In accordance with the method of the present invention, 1 volume of intermediate-level waste was blended with from 2 to 5 volumes of zirconium fluoride waste and 1/2 mole of calcium nitrate per mole of fluoride in the solutions was added prior to calcination. The mixed liquids were then calcined at about 500°C. A particulate product containing the chloride was produced by this process with no problem of bed agglomeration. This product had a bulk density of about 1.8 grams per cubic centimeter. The density and attrition resistance of this product was comparable or better than other calcined materials produced at the ICPP. High bulk density is desirable for minimizing the volume of solid waste to be stored. Attrition resistance is important, as finely divided calcined product elutriated from the calciner vessel will dissolve in the off-gas scrubbing solution, releasing chloride ion to the system. This will result in corrosion of the off-gas treatment system. However, because this product is highly resistant to attrition, relatively few fines are generated and the chloride concentration in the scrub solution of the off-gas cleanup system remains acceptably low. Typical values have been 500 parts per million. Fluoride volatility likewise has not been a problem with the present method.
While the fluidized-bed calcination is generally conducted at 500°C., temperature variations were tested to determine whether or not there was a range of preferred values. While runs conducted at 450°C. and at 550°C. have proven to be not as satisfactory as the preferred operating temperature of 500°C., an operation range of 475° to 525°C. is acceptable. The temperature variation has been found to play a role, as the amount of chloride retained in the product has been found to be sensitive to the calcination temperature. 500°C. has proven to be optimal and is therefore preferred.
It has also been found that product bulk density and attrition resistance is affected by the blend ratio of intermediate-level waste to zirconium fluoride waste. It is believed that the ratio determines the total sodium contained in the product and the ratio therefore plays an important role. As stated above, a ratio of 1 volume of intermediate-level waste combined with from 2 to 5 volumes of zirconium fluoride waste has been found to give acceptable results. Preferably, the ratio is 1 part intermediate-level waste to 3 parts of zirconium fluoride waste.
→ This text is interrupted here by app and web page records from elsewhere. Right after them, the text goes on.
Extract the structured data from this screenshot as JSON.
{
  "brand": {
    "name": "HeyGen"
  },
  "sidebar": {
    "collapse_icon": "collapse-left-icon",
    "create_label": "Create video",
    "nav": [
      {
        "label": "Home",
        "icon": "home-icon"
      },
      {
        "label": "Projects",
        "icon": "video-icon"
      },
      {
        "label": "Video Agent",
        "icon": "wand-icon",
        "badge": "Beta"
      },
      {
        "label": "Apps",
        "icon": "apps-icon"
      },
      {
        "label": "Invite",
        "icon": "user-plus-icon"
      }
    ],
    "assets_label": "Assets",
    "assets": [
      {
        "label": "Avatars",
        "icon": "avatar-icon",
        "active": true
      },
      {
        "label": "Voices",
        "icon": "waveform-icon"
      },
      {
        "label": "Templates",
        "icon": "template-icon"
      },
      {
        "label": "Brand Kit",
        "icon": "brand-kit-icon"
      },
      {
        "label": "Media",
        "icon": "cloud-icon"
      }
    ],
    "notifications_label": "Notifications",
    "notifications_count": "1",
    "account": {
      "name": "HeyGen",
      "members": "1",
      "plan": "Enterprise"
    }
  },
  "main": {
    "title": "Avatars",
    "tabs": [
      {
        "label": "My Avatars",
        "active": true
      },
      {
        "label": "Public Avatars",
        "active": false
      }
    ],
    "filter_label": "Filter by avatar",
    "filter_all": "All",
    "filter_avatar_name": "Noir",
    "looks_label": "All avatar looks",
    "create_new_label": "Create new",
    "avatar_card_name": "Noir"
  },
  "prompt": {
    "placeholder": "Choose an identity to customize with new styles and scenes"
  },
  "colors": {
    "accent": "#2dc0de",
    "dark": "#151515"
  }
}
The calcium added in the form of calcium nitrate plays an important role as it serves to minimize fluoride volatility. Therefore, the ratio of calcium to fluoride should not be varied significantly from 1:2. Since calcium is not present in the solutions until the Ca(NO3)2 is added, the amount of calcium present in the mixture is easily controlled. Since fluoride is not present in intermediate-level waste, the amount of calcium added is dependent upon the amount of fluoride introduced with the zirconium fluoride waste.
While the invention has been described in terms of the specific embodiment and with reference to specific types of radioactive waste, the invention should not be limited to these specific wastes or wastes from similar sources. Rather the invention is equally applicable to other solutions containing the chemical species of concern in similar concentrations.
|Cited Patent||Filing date||Publication date||Applicant||Title|
|US3479295 *||Sep 22, 1967||Nov 18, 1969||Atomic Energy Commission||Method of reducing a radioactive waste solution to dryness|
|US3781217 *||Jul 3, 1972||Dec 25, 1973||Atomic Energy Commission||Method of repressing the precipitation of calcium fluozirconate|
|Citing Patent||Filing date||Publication date||Applicant||Title|
|US4164479 *||Jan 12, 1978||Aug 14, 1979||The United States Of America As Represented By The United States Department Of Energy||Method for calcining nuclear waste solutions containing zirconium and halides|
|US4654172 *||May 23, 1984||Mar 31, 1987||Hitachi, Ltd.||Method for processing radioactive waste resin|
|US5649894 *||Sep 21, 1993||Jul 22, 1997||James Hamilton Kyle||Compositions and methods for waste treatment|
|U.S. Classification||588/19, 976/DIG.384|
|International Classification||G21F9/00, G21F9/06, G21F9/14|